The most basic one is that this part of North America was not covered by an ice sheet during the last ice age, so it got pushed up as the heavy ice sheet pushed down the adjacent areas. Now that those ice sheets have melted away, this area is sinking back down as the areas where the ice once was are rising up. It is a slow process that is still going on.
But, on the Delmarva Peninsula, another factor is that large amounts of ground water are being pumped out to water crops (and now some golf courses). That also causes the ground to "settle" lower.
And, in some areas, heavy infrastructure has been built on land that is somewhat soft, and the road fills and buildings are sinking into the surrounding soils by perceptible amounts.
Where I live, the net effect has been about 6" difference in the local water level since about 1980. It is causing perceptible differences in the frequency and depth of the water on the road leading to my small community.
I expect that change rate to accelerate as global warming causes ice sheets in Greenland and Antarctica to melt faster and raise sea level faster. But, up until now, that has been merely half the total effect.
The benefit of the satellite measurements is that it help see the changes more accurately in real time.
But, I realize that the house I live in today will eventually be under water. This whole region has been underwater repeatedly over the last few million years, and I don't think it would stay above sea level even if humans were not affecting the environment. During the last interglacial period, the evidence is that sea level peaked about 25 feet higher than it is right now.
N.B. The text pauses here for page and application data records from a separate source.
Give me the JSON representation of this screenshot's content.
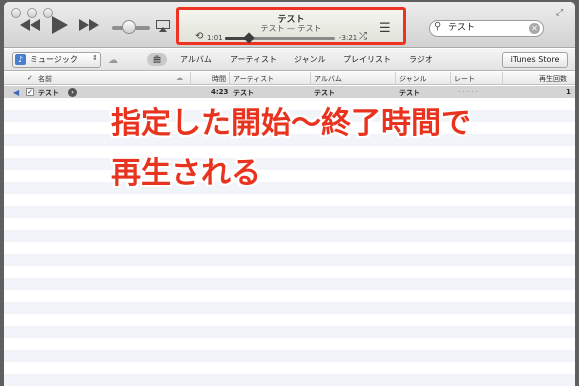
{
  "player": {
    "track_title": "テスト",
    "track_subtitle": "テスト — テスト",
    "elapsed": "1:01",
    "remaining": "-3:21",
    "progress": 0.22
  },
  "search": {
    "value": "テスト"
  },
  "nav": {
    "library": "ミュージック",
    "tabs": [
      "曲",
      "アルバム",
      "アーティスト",
      "ジャンル",
      "プレイリスト",
      "ラジオ"
    ],
    "store": "iTunes Store"
  },
  "table": {
    "headers": {
      "name": "名前",
      "time": "時間",
      "artist": "アーティスト",
      "album": "アルバム",
      "genre": "ジャンル",
      "rating": "レート",
      "plays": "再生回数"
    },
    "rows": [
      {
        "name": "テスト",
        "time": "4:23",
        "artist": "テスト",
        "album": "テスト",
        "genre": "テスト",
        "rating": "· · · · ·",
        "plays": "1"
      }
    ]
  },
  "overlay": {
    "line1": "指定した開始〜終了時間で",
    "line2": "再生される"
  },
  "colors": {
    "accent": "#ee3322",
    "selection": "#d4d4d4"
  },
  "icons": [
    "rewind-icon",
    "play-icon",
    "fast-forward-icon",
    "volume-slider",
    "airplay-icon",
    "repeat-icon",
    "shuffle-icon",
    "list-icon",
    "search-icon",
    "cloud-icon",
    "music-note-icon",
    "speaker-icon"
  ]
}
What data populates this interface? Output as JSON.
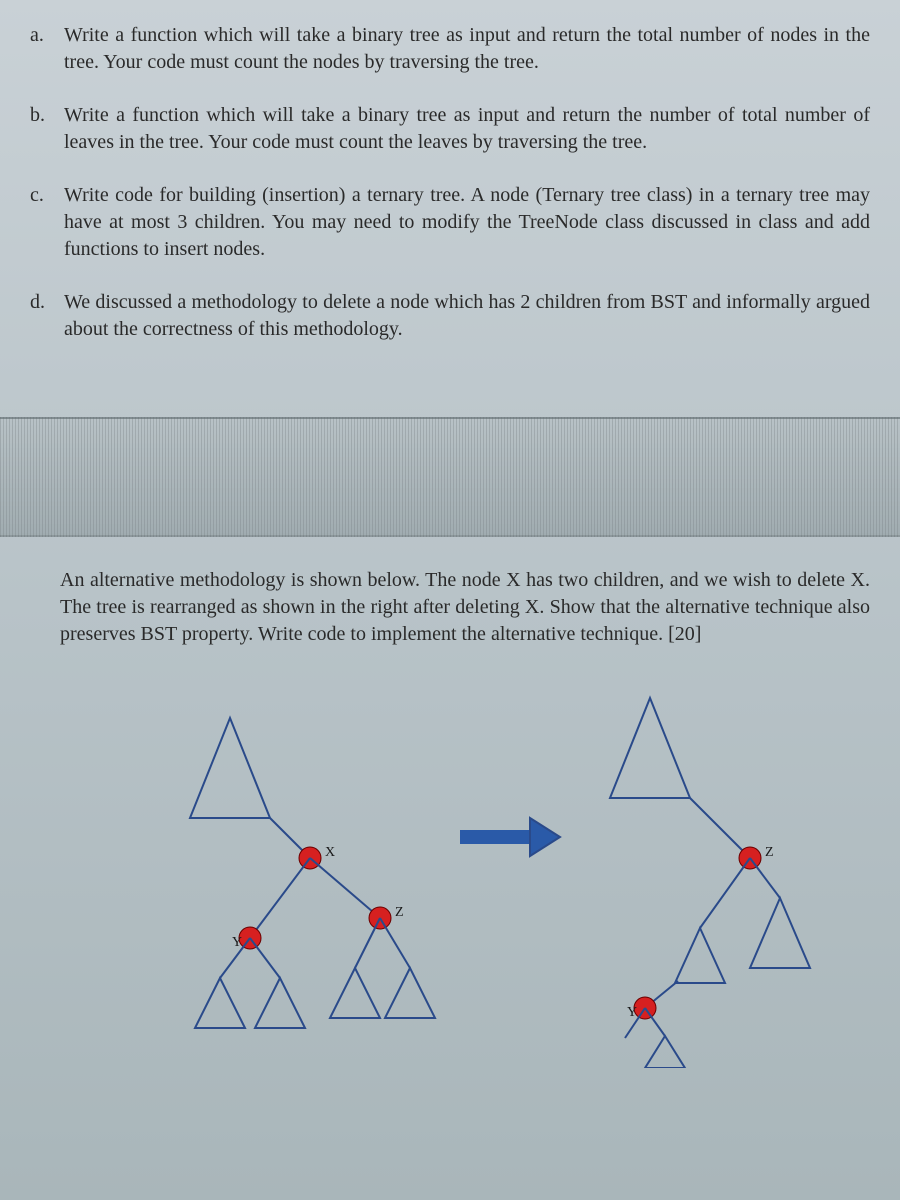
{
  "questions": [
    {
      "marker": "a.",
      "text": "Write a function which will take a binary tree as input and return the total number of nodes in the tree. Your code must count the nodes by traversing the tree."
    },
    {
      "marker": "b.",
      "text": "Write a function which will take a binary tree as input and return the number of total number of leaves in the tree. Your code must count the leaves by traversing the tree."
    },
    {
      "marker": "c.",
      "text": "Write code for building (insertion) a ternary tree. A node (Ternary tree class) in a ternary tree may have at most 3 children.  You may need to modify the TreeNode class discussed in class and add functions to insert nodes."
    },
    {
      "marker": "d.",
      "text": "We discussed a methodology to delete a node which has 2 children from BST and informally argued about the correctness of this methodology."
    }
  ],
  "section2_text": "An alternative methodology is shown below. The node X has two children, and we wish to delete X. The tree is rearranged as shown in the right after deleting X. Show that the alternative technique also preserves BST property. Write code to implement the alternative technique. [20]",
  "diagram_labels": {
    "left_x": "X",
    "left_y": "Y",
    "left_z": "Z",
    "right_z": "Z",
    "right_y": "Y"
  }
}
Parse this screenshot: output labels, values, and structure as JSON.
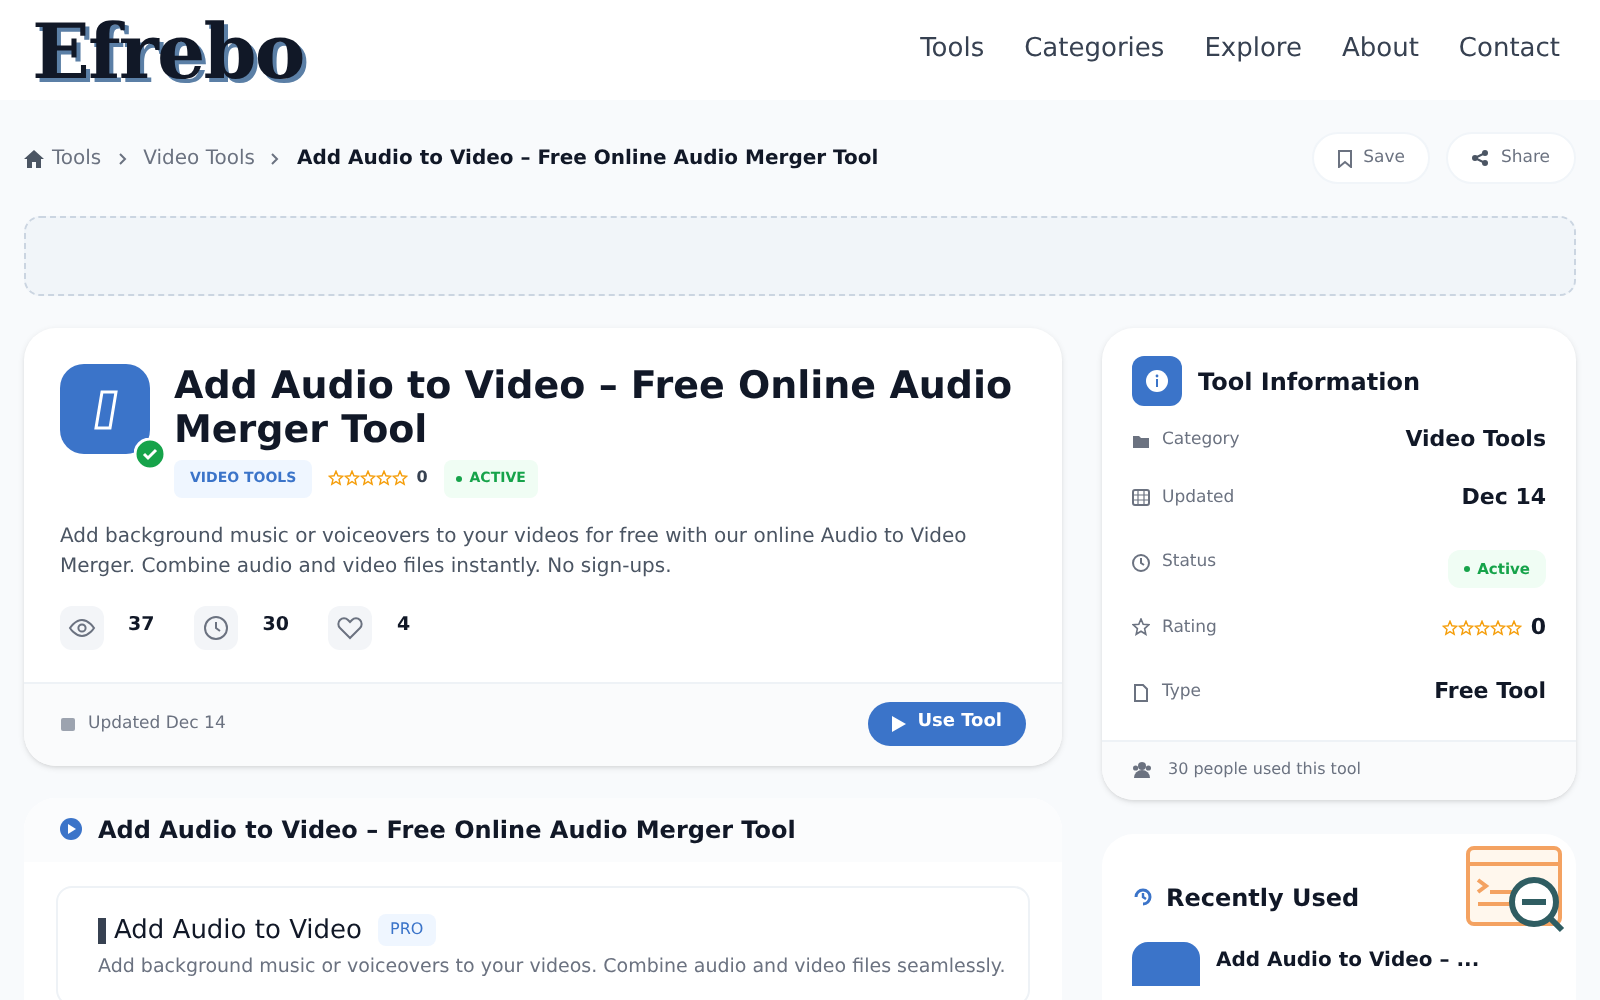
{
  "header": {
    "logo": "Efrebo",
    "nav": [
      "Tools",
      "Categories",
      "Explore",
      "About",
      "Contact"
    ]
  },
  "breadcrumb": {
    "items": [
      "Tools",
      "Video Tools"
    ],
    "current": "Add Audio to Video – Free Online Audio Merger Tool"
  },
  "actions": [
    "Save",
    "Share"
  ],
  "tool": {
    "title": "Add Audio to Video – Free Online Audio Merger Tool",
    "category": "VIDEO TOOLS",
    "stars": 0,
    "rating": "0",
    "status": "ACTIVE",
    "description": "Add background music or voiceovers to your videos for free with our online Audio to Video Merger. Combine audio and video files instantly. No sign-ups.",
    "stats": [
      {
        "kind": "views",
        "value": "37"
      },
      {
        "kind": "time",
        "value": "30"
      },
      {
        "kind": "likes",
        "value": "4"
      }
    ],
    "updated": "Updated Dec 14",
    "button": "Use Tool"
  },
  "info": {
    "title": "Tool Information",
    "rows": [
      {
        "kind": "category",
        "label": "Category",
        "value": "Video Tools"
      },
      {
        "kind": "updated",
        "label": "Updated",
        "value": "Dec 14"
      },
      {
        "kind": "status",
        "label": "Status",
        "value": "Active"
      },
      {
        "kind": "rating",
        "label": "Rating",
        "value": "0",
        "stars": 0
      },
      {
        "kind": "type",
        "label": "Type",
        "value": "Free Tool"
      }
    ],
    "footer": "30 people used this tool"
  },
  "section": {
    "title": "Add Audio to Video – Free Online Audio Merger Tool",
    "app_title": "Add Audio to Video",
    "badge": "PRO",
    "app_text": "Add background music or voiceovers to your videos. Combine audio and video files seamlessly."
  },
  "recent": {
    "title": "Recently Used",
    "items": [
      "Add Audio to Video – ..."
    ]
  }
}
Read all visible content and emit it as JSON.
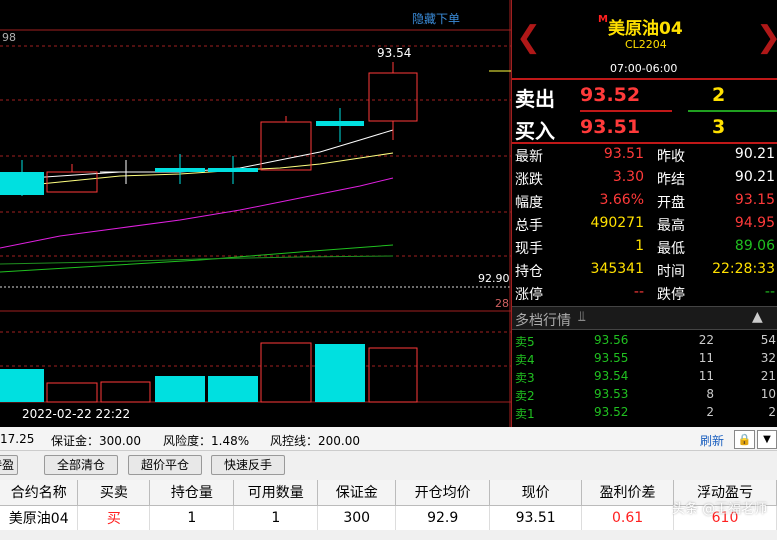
{
  "chart": {
    "hide_order_label": "隐藏下单",
    "top_left_label": "98",
    "price_high_label": "93.54",
    "price_right_label": "92.90",
    "bottom_right_label": "28",
    "time_label": "2022-02-22 22:22"
  },
  "quote": {
    "badge": "M",
    "name": "美原油04",
    "code": "CL2204",
    "session": "07:00-06:00",
    "ask_label": "卖出",
    "ask_price": "93.52",
    "ask_vol": "2",
    "bid_label": "买入",
    "bid_price": "93.51",
    "bid_vol": "3",
    "stats": [
      {
        "l1": "最新",
        "v1": "93.51",
        "c1": "#ff3a3a",
        "l2": "昨收",
        "v2": "90.21",
        "c2": "#ffffff"
      },
      {
        "l1": "涨跌",
        "v1": "3.30",
        "c1": "#ff3a3a",
        "l2": "昨结",
        "v2": "90.21",
        "c2": "#ffffff"
      },
      {
        "l1": "幅度",
        "v1": "3.66%",
        "c1": "#ff3a3a",
        "l2": "开盘",
        "v2": "93.15",
        "c2": "#ff3a3a"
      },
      {
        "l1": "总手",
        "v1": "490271",
        "c1": "#ffe000",
        "l2": "最高",
        "v2": "94.95",
        "c2": "#ff3a3a"
      },
      {
        "l1": "现手",
        "v1": "1",
        "c1": "#ffe000",
        "l2": "最低",
        "v2": "89.06",
        "c2": "#20c020"
      },
      {
        "l1": "持仓",
        "v1": "345341",
        "c1": "#ffe000",
        "l2": "时间",
        "v2": "22:28:33",
        "c2": "#ffe000"
      },
      {
        "l1": "涨停",
        "v1": "--",
        "c1": "#ff3a3a",
        "l2": "跌停",
        "v2": "--",
        "c2": "#20c020"
      }
    ],
    "depth_title": "多档行情",
    "depth": [
      {
        "label": "卖5",
        "price": "93.56",
        "vol": "22",
        "vol2": "54"
      },
      {
        "label": "卖4",
        "price": "93.55",
        "vol": "11",
        "vol2": "32"
      },
      {
        "label": "卖3",
        "price": "93.54",
        "vol": "11",
        "vol2": "21"
      },
      {
        "label": "卖2",
        "price": "93.53",
        "vol": "8",
        "vol2": "10"
      },
      {
        "label": "卖1",
        "price": "93.52",
        "vol": "2",
        "vol2": "2"
      }
    ]
  },
  "account": {
    "balance_fragment": "17.25",
    "margin": "保证金：300.00",
    "risk": "风险度：1.48%",
    "risk_line": "风控线：200.00",
    "refresh": "刷新",
    "lock_icon": "lock-icon",
    "dropdown_icon": "chevron-down-icon"
  },
  "actions": {
    "tab_fragment": "持盈",
    "close_all": "全部清仓",
    "market_close": "超价平仓",
    "quick_reverse": "快速反手"
  },
  "table": {
    "headers": [
      "合约名称",
      "买卖",
      "持仓量",
      "可用数量",
      "保证金",
      "开仓均价",
      "现价",
      "盈利价差",
      "浮动盈亏"
    ],
    "row": [
      "美原油04",
      "买",
      "1",
      "1",
      "300",
      "92.9",
      "93.51",
      "0.61",
      "610"
    ]
  },
  "watermark": "头条 @王福老师",
  "colors": {
    "up": "#ff3a3a",
    "down": "#20c020",
    "volume_accent": "#00e0e0",
    "ma_yellow": "#ffff80",
    "ma_magenta": "#e020e0",
    "ma_green": "#20c020"
  }
}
And, at its lowest, about 25,000 years ago, it was about 325 feet lower than it is right now.
So, I think we need to start planning for dealing with the expected rise, and use the best data to help set the timing for scheduling our planned infrastructure modifications.